And yet there were also things missed.  Some of these were musical clues.  In the opening duet, I think it’s pretty likely that Figaro, being a man, doesn’t look at Susanna’s hat the first time he says it’s lovely and that’s why she repeats “guarda un po”.  In the second act finale, the Countess/Susanna whispers to Figaro about the commission and the seal can be part of a fairly complex and risky series of movements aimed at getting information from one side of a room to another without the Count noticing – here it didn’t really go for much.  There’s nothing wrong with this but I felt that a bit of interest was missed.  Similarly, you don’t have to make Antonio completely sozzled in Act II, but I didn’t feel that Grandage replaced it with anything and so that fine character singer Nicholas Folwell seemed a bit anonymous.  Ditto Colin Judson’s alert Curzio who had no stammer.  Similarly, might not Bartolo be a bit reluctant or rueful when Marcellina gets him to marry her?  Here he was delighted, which is fine, but it loses a bit of the complexity and humanity in this opera.  So, for much of it, I thought that Grandage captured much of the joy, some of the fun and emotions but that he could have dug deeper into the emotions.  Some traditions were cut away, but not replaced with anything much.

It was a good cast.  Priante sings Figaro very well and presents a fairly serious servant.  Lydia Teuscher is a lovely, alert Susanna.  I thought Sally Matthews sang the Countess really beautifully even if I wasn’t quite sure why on earth she forgave the Count at the end.  Audun Iversen was similarly excellent as the Count.  I like his voice very much and he acted a burly, rather stupid, thoughtless Count who can really think of only one thing very well.  Isabel Leonard was an extraordinarly convincing Cherubino and sang her arias really well.

The character roles were excellently taken.  Andrew Shore doesn’t have the usual deep bass that you expect from Bartolos, but it paid dividends in the patter and I found his hyper-active, angry little man really diverting – as good a Bartolo as I’ve seen.  Ann Murray was luxury casting and did Marcellina wonderfully.  Alan Oke was one of the slimiest of Basilios.
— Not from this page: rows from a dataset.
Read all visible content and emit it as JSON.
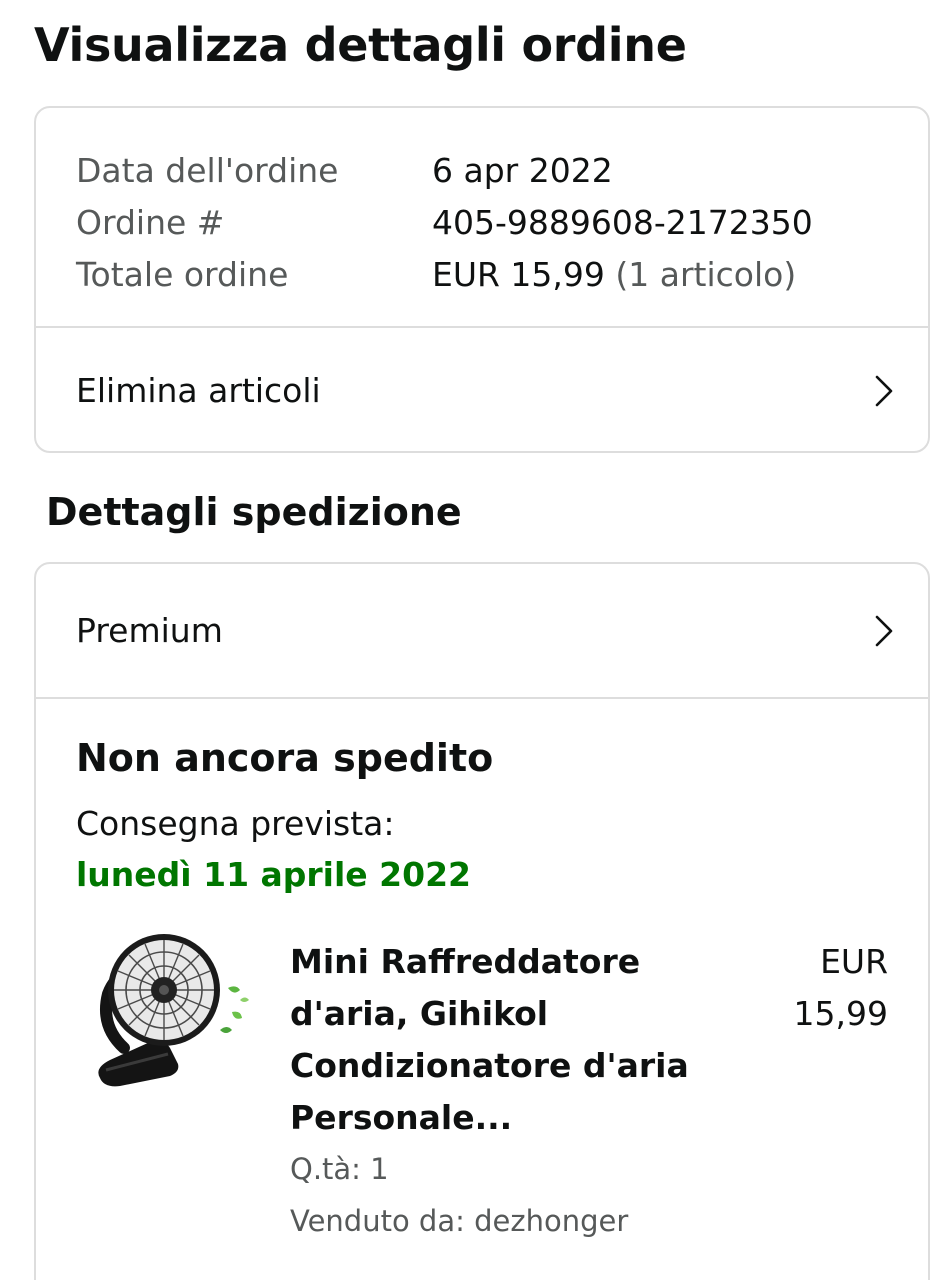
{
  "page": {
    "title": "Visualizza dettagli ordine"
  },
  "order": {
    "date_label": "Data dell'ordine",
    "date_value": "6 apr 2022",
    "number_label": "Ordine #",
    "number_value": "405-9889608-2172350",
    "total_label": "Totale ordine",
    "total_value": "EUR 15,99",
    "total_note": "(1 articolo)"
  },
  "actions": {
    "delete_items": "Elimina articoli"
  },
  "shipping": {
    "section_title": "Dettagli spedizione",
    "method": "Premium",
    "status": "Non ancora spedito",
    "delivery_label": "Consegna prevista:",
    "delivery_date": "lunedì 11 aprile 2022",
    "delivery_date_color": "#007600"
  },
  "item": {
    "title_line1": "Mini Raffreddatore",
    "title_line2": "d'aria, Gihikol",
    "title_line3": "Condizionatore d'aria",
    "title_line4": "Personale...",
    "price_line1": "EUR",
    "price_line2": "15,99",
    "quantity": "Q.tà: 1",
    "seller": "Venduto da: dezhonger",
    "image_icon": "clip-desk-fan-image"
  },
  "icons": {
    "chevron": "chevron-right-icon"
  }
}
The latter were denied their arias: I feel ambivalent about that – I’d have liked to hear Oke and Murray sing them but they aren’t Mozart’s greatest and they do hold the action up.  The chorus was excellent.

Robin Ticciati’s conducting struck me as having lots going for it – I thought he accompanied the arias really well and pointed up the instrumental commentary very subtly.  Tempi were brisk – it can’t just have been the loss of the two arias that got us out 20 minutes before the advertised time.  I didn’t feel that he had quite the same measure of the score as, say, Mackerras and Rattle have brought in this theatre, but it was a strong, more than reliable reading.

So this was a really enjoyable, happy evening at Glyndebourne and, as with all good Figaros, I sat through it mostly with a smile on my face. I feel slightly mean to suggest that it could have been just a bit better, but Glyndebourne makes a lot of its Figaro tradition and this wasn’t quite in the same league as the opening runs of either the Schaaf or McVicar productions at the ROH. I’d go again, though, to see how it develops with a different cast.